Purpose: We compared pathological findings in ectopic and undescended testis to determine whether the pathological evidence supports the hypothesis that the 2 conditions are variants of the same congenital anomaly.
Materials and methods: We identified 24 boys with ectopic testis not in the superficial inguinal pouch of Denis Browne. Seven boys were excluded from study due to unavailable clinical records for 3, contralateral undescended testis in 2 and inadequate biopsy specimens in 2. Pathological findings of ectopic testis in the remaining 17 patients were compared with those of age matched patients with unilateral undescended testis. Total germ cell count, testicular volume, patency of the processus vaginalis and epididymal abnormalities were compared. Data were analyzed using the Wilcoxon matched pairs signed rank and Fisher's exact tests.

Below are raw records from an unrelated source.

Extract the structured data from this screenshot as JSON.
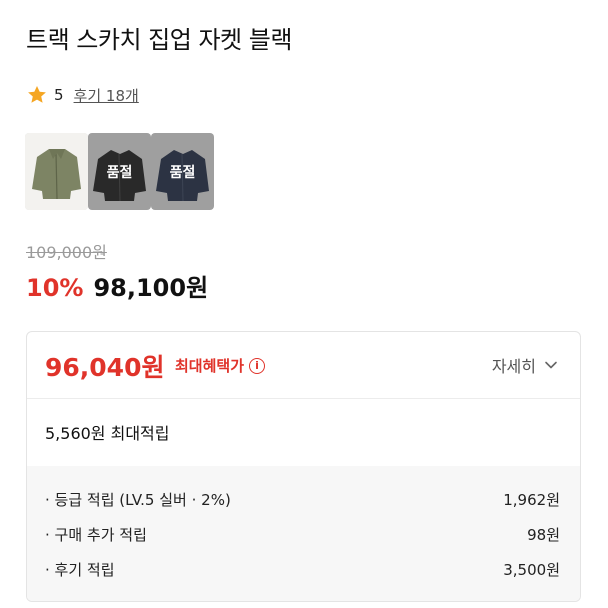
{
  "product": {
    "title": "트랙 스카치 집업 자켓 블랙",
    "rating_score": "5",
    "review_link": "후기 18개"
  },
  "thumbnails": [
    {
      "color": "khaki",
      "soldout_label": ""
    },
    {
      "color": "black",
      "soldout_label": "품절"
    },
    {
      "color": "navy",
      "soldout_label": "품절"
    }
  ],
  "price": {
    "original": "109,000원",
    "discount": "10%",
    "sale": "98,100원"
  },
  "benefit_card": {
    "best_price": "96,040원",
    "best_price_label": "최대혜택가",
    "info_icon": "ⓘ",
    "detail_label": "자세히",
    "max_points": "5,560원 최대적립",
    "breakdown": [
      {
        "label": "· 등급 적립 (LV.5 실버 · 2%)",
        "value": "1,962원"
      },
      {
        "label": "· 구매 추가 적립",
        "value": "98원"
      },
      {
        "label": "· 후기 적립",
        "value": "3,500원"
      }
    ]
  },
  "colors": {
    "accent_red": "#e0332a",
    "star": "#f5a623"
  },
  "icons": {
    "rating": "star-icon",
    "info": "info-icon",
    "expand": "chevron-down-icon"
  }
}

Results: No difference was noted in total germ cell count (p = 0.33), testicular volume (p = 0.1475), processus vaginalis patency (p = 0.0854) or epididymal abnormalities (p = 1.00) in the 2 groups. Of the 24 boys (8%) with ectopic testis 2 also had a contralateral undescended testis.
Conclusions: Similar pathological findings in ectopic and undescended testes as well as the association of ectopic testis with a contralateral undescended testis suggest that ectopic and undescended testes are variants of the same congenital anomaly. Thus, boys with ectopic testis may have an increased incidence of subfertility and testicular malignancy. This spectrum of abnormal testicular position, and its range of pathological conditions and complications may appropriately be called the undescended testis sequence.